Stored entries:
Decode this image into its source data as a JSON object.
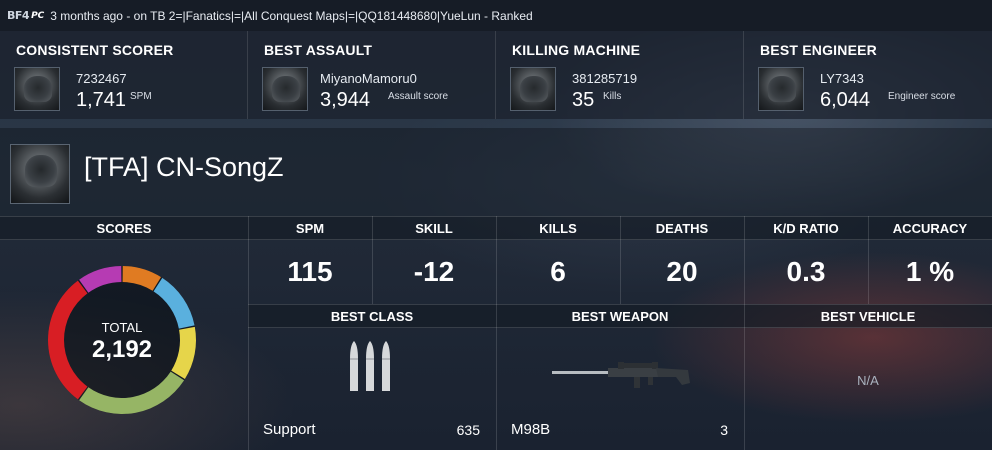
{
  "topbar": {
    "game_logo": "BF4",
    "platform_logo": "PC",
    "server_text": "3 months ago - on TB 2=|Fanatics|=|All Conquest Maps|=|QQ181448680|YueLun - Ranked"
  },
  "awards": [
    {
      "title": "CONSISTENT SCORER",
      "player": "7232467",
      "value": "1,741",
      "unit": "SPM"
    },
    {
      "title": "BEST ASSAULT",
      "player": "MiyanoMamoru0",
      "value": "3,944",
      "unit": "Assault score"
    },
    {
      "title": "KILLING MACHINE",
      "player": "381285719",
      "value": "35",
      "unit": "Kills"
    },
    {
      "title": "BEST ENGINEER",
      "player": "LY7343",
      "value": "6,044",
      "unit": "Engineer score"
    }
  ],
  "player": {
    "name": "[TFA] CN-SongZ"
  },
  "scores": {
    "header": "SCORES",
    "total_label": "TOTAL",
    "total_value": "2,192",
    "segments": [
      {
        "color": "#e07b22",
        "fraction": 0.09
      },
      {
        "color": "#5ab0de",
        "fraction": 0.13
      },
      {
        "color": "#e6d54a",
        "fraction": 0.12
      },
      {
        "color": "#96b565",
        "fraction": 0.26
      },
      {
        "color": "#d81e24",
        "fraction": 0.3
      },
      {
        "color": "#b63bb3",
        "fraction": 0.1
      }
    ]
  },
  "stats": [
    {
      "label": "SPM",
      "value": "115"
    },
    {
      "label": "SKILL",
      "value": "-12"
    },
    {
      "label": "KILLS",
      "value": "6"
    },
    {
      "label": "DEATHS",
      "value": "20"
    },
    {
      "label": "K/D RATIO",
      "value": "0.3"
    },
    {
      "label": "ACCURACY",
      "value": "1 %"
    }
  ],
  "best": {
    "class": {
      "header": "BEST CLASS",
      "name": "Support",
      "score": "635",
      "icon": "ammo-icon"
    },
    "weapon": {
      "header": "BEST WEAPON",
      "name": "M98B",
      "score": "3",
      "icon": "sniper-rifle-icon"
    },
    "vehicle": {
      "header": "BEST VEHICLE",
      "value": "N/A"
    }
  }
}
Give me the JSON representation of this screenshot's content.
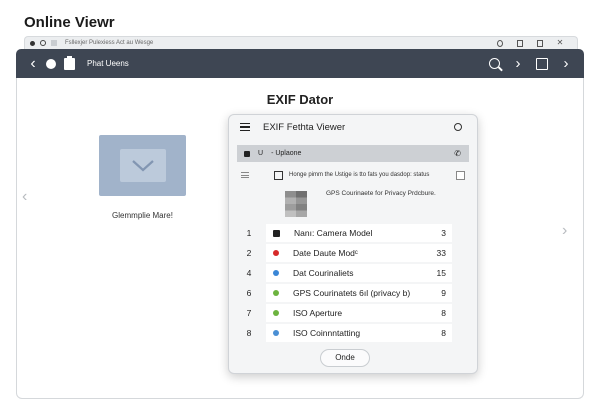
{
  "app_title": "Online Viewr",
  "browser_bar": {
    "tabs_text": "Fsllexjer  Pulexiess   Act au Wesge"
  },
  "toolbar": {
    "title": "Phat Ueens",
    "bg_color": "#3e4653"
  },
  "main": {
    "heading": "EXIF Dator",
    "thumbnail_caption": "Glemmplie Mare!"
  },
  "dialog": {
    "title": "EXIF Fethta Viewer",
    "subbar_lock_label": "U",
    "subbar_label": "- Uplaone",
    "message": "Honge pimm the Ustige is tto fats you dasdop: status",
    "gps_note": "GPS Courinaete for Privacy Prdcbure.",
    "rows": [
      {
        "num": "1",
        "label": "Nanı: Camera Model",
        "value": "3",
        "icon_color": "#222222",
        "icon": "document-icon"
      },
      {
        "num": "2",
        "label": "Date Daute Modᶜ",
        "value": "33",
        "icon_color": "#d62a2a",
        "icon": "red-dot-icon"
      },
      {
        "num": "4",
        "label": "Dat Courinaliets",
        "value": "15",
        "icon_color": "#3a86d6",
        "icon": "blue-dot-icon"
      },
      {
        "num": "6",
        "label": "GPS Courinatets 6ıl (privacy b)",
        "value": "9",
        "icon_color": "#6cb33f",
        "icon": "green-dot-icon"
      },
      {
        "num": "7",
        "label": "ISO Aperture",
        "value": "8",
        "icon_color": "#6cb33f",
        "icon": "green-dot-icon"
      },
      {
        "num": "8",
        "label": "ISO Coinnntatting",
        "value": "8",
        "icon_color": "#4a8fd4",
        "icon": "blue-dot-icon"
      }
    ],
    "done_label": "Onde"
  }
}
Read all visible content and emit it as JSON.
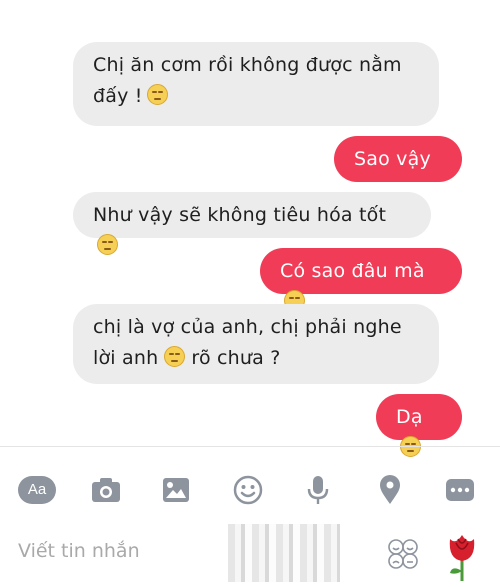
{
  "messages": [
    {
      "side": "received",
      "line1": "Chị ăn cơm rồi không được nằm",
      "line2": "đấy !",
      "emoji": "pensive-face"
    },
    {
      "side": "sent",
      "text": "Sao vậy ?"
    },
    {
      "side": "received",
      "text": "Như vậy sẽ không tiêu hóa tốt",
      "emoji": "pensive-face"
    },
    {
      "side": "sent",
      "text": "Có sao đâu mà",
      "emoji": "relieved-face"
    },
    {
      "side": "received",
      "line1": "chị là vợ của anh, chị phải nghe",
      "line2a": "lời anh",
      "line2b": "rõ chưa ?",
      "emoji": "unamused-face"
    },
    {
      "side": "sent",
      "text": "Dạ",
      "emoji": "relieved-face"
    }
  ],
  "toolbar": {
    "aa_label": "Aa",
    "icons": [
      "text-style-icon",
      "camera-icon",
      "gallery-icon",
      "emoji-icon",
      "microphone-icon",
      "location-icon",
      "more-icon"
    ]
  },
  "composer": {
    "placeholder": "Viết tin nhắn",
    "icons": [
      "sticker-icon",
      "rose-icon"
    ]
  },
  "colors": {
    "sent_bubble": "#f03c57",
    "received_bubble": "#ececec",
    "icon_gray": "#8d949e"
  }
}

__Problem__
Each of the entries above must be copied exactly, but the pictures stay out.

__Result__
Decode this image into its source data as a JSON object.
{
  "topbar": {
    "game_logo": "BF4",
    "platform_logo": "PC",
    "server_text": "3 months ago - on TB 2=|Fanatics|=|All Conquest Maps|=|QQ181448680|YueLun - Ranked"
  },
  "awards": [
    {
      "title": "CONSISTENT SCORER",
      "player": "7232467",
      "value": "1,741",
      "unit": "SPM"
    },
    {
      "title": "BEST ASSAULT",
      "player": "MiyanoMamoru0",
      "value": "3,944",
      "unit": "Assault score"
    },
    {
      "title": "KILLING MACHINE",
      "player": "381285719",
      "value": "35",
      "unit": "Kills"
    },
    {
      "title": "BEST ENGINEER",
      "player": "LY7343",
      "value": "6,044",
      "unit": "Engineer score"
    }
  ],
  "player": {
    "name": "[TFA] CN-SongZ"
  },
  "scores": {
    "header": "SCORES",
    "total_label": "TOTAL",
    "total_value": "2,192",
    "segments": [
      {
        "color": "#e07b22",
        "fraction": 0.09
      },
      {
        "color": "#5ab0de",
        "fraction": 0.13
      },
      {
        "color": "#e6d54a",
        "fraction": 0.12
      },
      {
        "color": "#96b565",
        "fraction": 0.26
      },
      {
        "color": "#d81e24",
        "fraction": 0.3
      },
      {
        "color": "#b63bb3",
        "fraction": 0.1
      }
    ]
  },
  "stats": [
    {
      "label": "SPM",
      "value": "115"
    },
    {
      "label": "SKILL",
      "value": "-12"
    },
    {
      "label": "KILLS",
      "value": "6"
    },
    {
      "label": "DEATHS",
      "value": "20"
    },
    {
      "label": "K/D RATIO",
      "value": "0.3"
    },
    {
      "label": "ACCURACY",
      "value": "1 %"
    }
  ],
  "best": {
    "class": {
      "header": "BEST CLASS",
      "name": "Support",
      "score": "635",
      "icon": "ammo-icon"
    },
    "weapon": {
      "header": "BEST WEAPON",
      "name": "M98B",
      "score": "3",
      "icon": "sniper-rifle-icon"
    },
    "vehicle": {
      "header": "BEST VEHICLE",
      "value": "N/A"
    }
  }
}
Give me the JSON representation of this screenshot's content.
{
  "app_title": "Online Viewr",
  "browser_bar": {
    "tabs_text": "Fsllexjer  Pulexiess   Act au Wesge"
  },
  "toolbar": {
    "title": "Phat Ueens",
    "bg_color": "#3e4653"
  },
  "main": {
    "heading": "EXIF Dator",
    "thumbnail_caption": "Glemmplie Mare!"
  },
  "dialog": {
    "title": "EXIF Fethta Viewer",
    "subbar_lock_label": "U",
    "subbar_label": "- Uplaone",
    "message": "Honge pimm the Ustige is tto fats you dasdop: status",
    "gps_note": "GPS Courinaete for Privacy Prdcbure.",
    "rows": [
      {
        "num": "1",
        "label": "Nanı: Camera Model",
        "value": "3",
        "icon_color": "#222222",
        "icon": "document-icon"
      },
      {
        "num": "2",
        "label": "Date Daute Modᶜ",
        "value": "33",
        "icon_color": "#d62a2a",
        "icon": "red-dot-icon"
      },
      {
        "num": "4",
        "label": "Dat Courinaliets",
        "value": "15",
        "icon_color": "#3a86d6",
        "icon": "blue-dot-icon"
      },
      {
        "num": "6",
        "label": "GPS Courinatets 6ıl (privacy b)",
        "value": "9",
        "icon_color": "#6cb33f",
        "icon": "green-dot-icon"
      },
      {
        "num": "7",
        "label": "ISO Aperture",
        "value": "8",
        "icon_color": "#6cb33f",
        "icon": "green-dot-icon"
      },
      {
        "num": "8",
        "label": "ISO Coinnntatting",
        "value": "8",
        "icon_color": "#4a8fd4",
        "icon": "blue-dot-icon"
      }
    ],
    "done_label": "Onde"
  }
}
Read all visible content and emit it as JSON.
{
  "messages": [
    {
      "side": "received",
      "line1": "Chị ăn cơm rồi không được nằm",
      "line2": "đấy !",
      "emoji": "pensive-face"
    },
    {
      "side": "sent",
      "text": "Sao vậy ?"
    },
    {
      "side": "received",
      "text": "Như vậy sẽ không tiêu hóa tốt",
      "emoji": "pensive-face"
    },
    {
      "side": "sent",
      "text": "Có sao đâu mà",
      "emoji": "relieved-face"
    },
    {
      "side": "received",
      "line1": "chị là vợ của anh, chị phải nghe",
      "line2a": "lời anh",
      "line2b": "rõ chưa ?",
      "emoji": "unamused-face"
    },
    {
      "side": "sent",
      "text": "Dạ",
      "emoji": "relieved-face"
    }
  ],
  "toolbar": {
    "aa_label": "Aa",
    "icons": [
      "text-style-icon",
      "camera-icon",
      "gallery-icon",
      "emoji-icon",
      "microphone-icon",
      "location-icon",
      "more-icon"
    ]
  },
  "composer": {
    "placeholder": "Viết tin nhắn",
    "icons": [
      "sticker-icon",
      "rose-icon"
    ]
  },
  "colors": {
    "sent_bubble": "#f03c57",
    "received_bubble": "#ececec",
    "icon_gray": "#8d949e"
  }
}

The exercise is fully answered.